Client A wants to hire a Scrum Master, Digital 51 were retained to deliver the project, Adrienne Howlett is on hand to guide client A through the process, and secure the best person for them.
Adrienne then meets Omar who is interested in the Scrum role, she speaks to him, qualifies him and goes through his CV and submits him to the hiring manager. Standard stuff right? You are regretting clicking through right?
Then the magic happens – Yep stick with us now:
Omar has a ‘user-manual,’ a user-manual which is all about him. Imagine a mood board, but not for a room, a colour scheme, a product, or an idea, but for a person. At this point Adrienne knows Omar is the man for this role and she now submits Omar’s user manual to the hiring manager. BINGO!
So what is a user manual?
Watch this video where Omar himself (he actually is a real person) talks to Adrienne about why he decided to use this idea and where it originated from:
To summarise, why you should have a user manual:

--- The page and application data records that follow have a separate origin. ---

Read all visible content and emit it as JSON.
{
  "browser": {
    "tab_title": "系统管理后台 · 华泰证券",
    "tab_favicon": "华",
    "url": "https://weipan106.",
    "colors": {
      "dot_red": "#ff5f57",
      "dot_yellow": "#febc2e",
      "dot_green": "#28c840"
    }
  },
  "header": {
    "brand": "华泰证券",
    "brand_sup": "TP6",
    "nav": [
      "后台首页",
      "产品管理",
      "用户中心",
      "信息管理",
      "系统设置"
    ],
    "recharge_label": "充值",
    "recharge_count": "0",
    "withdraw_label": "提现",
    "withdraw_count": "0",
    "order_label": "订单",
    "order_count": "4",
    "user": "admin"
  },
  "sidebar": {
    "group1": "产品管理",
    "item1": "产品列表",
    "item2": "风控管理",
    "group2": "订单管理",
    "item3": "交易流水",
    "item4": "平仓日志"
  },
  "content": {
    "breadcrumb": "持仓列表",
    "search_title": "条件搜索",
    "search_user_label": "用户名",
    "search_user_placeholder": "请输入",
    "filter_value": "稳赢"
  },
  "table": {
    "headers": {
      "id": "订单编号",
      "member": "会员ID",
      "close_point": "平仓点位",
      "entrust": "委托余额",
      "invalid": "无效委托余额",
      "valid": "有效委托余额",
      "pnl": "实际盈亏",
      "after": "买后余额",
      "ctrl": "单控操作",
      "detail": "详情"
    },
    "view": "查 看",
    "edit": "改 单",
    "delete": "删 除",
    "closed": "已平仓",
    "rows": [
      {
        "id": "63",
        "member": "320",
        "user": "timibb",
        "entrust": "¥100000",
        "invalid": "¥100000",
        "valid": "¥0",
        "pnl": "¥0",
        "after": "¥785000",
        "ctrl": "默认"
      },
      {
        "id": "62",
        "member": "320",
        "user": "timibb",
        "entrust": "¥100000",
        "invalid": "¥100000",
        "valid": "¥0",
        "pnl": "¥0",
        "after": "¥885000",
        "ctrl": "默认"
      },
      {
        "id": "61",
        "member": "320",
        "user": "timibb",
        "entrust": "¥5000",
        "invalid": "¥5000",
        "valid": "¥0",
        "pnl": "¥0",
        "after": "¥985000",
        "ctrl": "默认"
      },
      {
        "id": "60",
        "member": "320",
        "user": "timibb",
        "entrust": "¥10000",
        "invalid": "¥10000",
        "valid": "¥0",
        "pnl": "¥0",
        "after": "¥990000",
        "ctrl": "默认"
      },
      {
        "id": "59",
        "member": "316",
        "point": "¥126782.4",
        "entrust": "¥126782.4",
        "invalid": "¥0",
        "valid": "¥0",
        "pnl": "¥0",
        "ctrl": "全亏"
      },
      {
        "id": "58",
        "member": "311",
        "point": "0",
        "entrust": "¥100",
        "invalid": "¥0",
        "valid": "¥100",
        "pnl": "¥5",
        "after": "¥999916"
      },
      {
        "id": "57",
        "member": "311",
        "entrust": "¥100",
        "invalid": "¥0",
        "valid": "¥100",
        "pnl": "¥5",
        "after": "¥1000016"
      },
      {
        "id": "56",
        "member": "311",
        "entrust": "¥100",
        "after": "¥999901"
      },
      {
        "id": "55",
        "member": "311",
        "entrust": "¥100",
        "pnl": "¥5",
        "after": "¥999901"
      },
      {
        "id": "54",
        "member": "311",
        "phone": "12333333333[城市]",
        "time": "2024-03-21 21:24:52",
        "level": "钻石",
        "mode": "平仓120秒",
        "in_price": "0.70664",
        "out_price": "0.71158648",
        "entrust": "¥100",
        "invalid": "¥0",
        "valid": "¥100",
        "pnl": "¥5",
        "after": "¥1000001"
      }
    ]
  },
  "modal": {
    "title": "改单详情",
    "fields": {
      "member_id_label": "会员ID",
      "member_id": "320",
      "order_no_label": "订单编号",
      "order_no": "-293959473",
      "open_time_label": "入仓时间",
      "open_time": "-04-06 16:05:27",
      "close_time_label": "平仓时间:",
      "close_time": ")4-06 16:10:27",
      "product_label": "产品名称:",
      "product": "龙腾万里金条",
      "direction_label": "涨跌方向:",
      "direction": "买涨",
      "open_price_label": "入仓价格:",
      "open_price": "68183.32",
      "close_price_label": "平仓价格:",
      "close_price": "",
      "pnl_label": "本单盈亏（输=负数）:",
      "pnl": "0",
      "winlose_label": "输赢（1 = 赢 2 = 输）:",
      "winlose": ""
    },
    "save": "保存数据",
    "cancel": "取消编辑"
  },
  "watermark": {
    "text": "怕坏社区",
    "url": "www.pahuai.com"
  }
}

- You can use it to show off more than your professional background.
- You can show off your personal interests.
- You can show potential employers how you like to be managed.
- Show potential employers what you like in the workplace.
- You can also visualise your turn-offs which might be more challenging to normally raise through the traditional CV approach.
So it’s all positive, no negatives, doesn’t sound very ‘real?’
Not at all. Omar talks about including the negatives on his ‘user-manual’. It’s actually extremely powerful, it shows confidence. If you come across as a person with no flaws, nobody is going to think you’re real, or even believe you. It’s important to show the potential employer what you know you aren’t very good at, it shows good self-awareness. At the end of the day- no employer is expecting you to be completely perfect, are they?
Is all this a bit too much?
Yes, you could say it’s information overload, but we don’t think so. What you are doing is giving all this information someone needs to make a more rounded, informed decision.
At Digital 51 we think the answer to recruitment is getting away from traditional CVs and interviews and shaking the process up. We have been through so much change in the past 18 months, we must not go backwards. We must use the opportunity of change to our advantage. A user manual to support your professional skills and qualifications is a great place to start.
The hiring manager from this example referred to Omar’s user manual, the details within it and the fact he took that approach as one of the key reasons they hired him to the business. So it really does work.
What would be on your user manual? What would you love to share in a visual way to a potential future employer?
This article was written by Chloe Brown Marketing Intern at Digital 51 in conjunction with Adrienne Howlett, Co-Founder of Digital 51. To find out how Adrienne can help secure you your next role, your next hire or provide advice on a user manual hiring process. Contact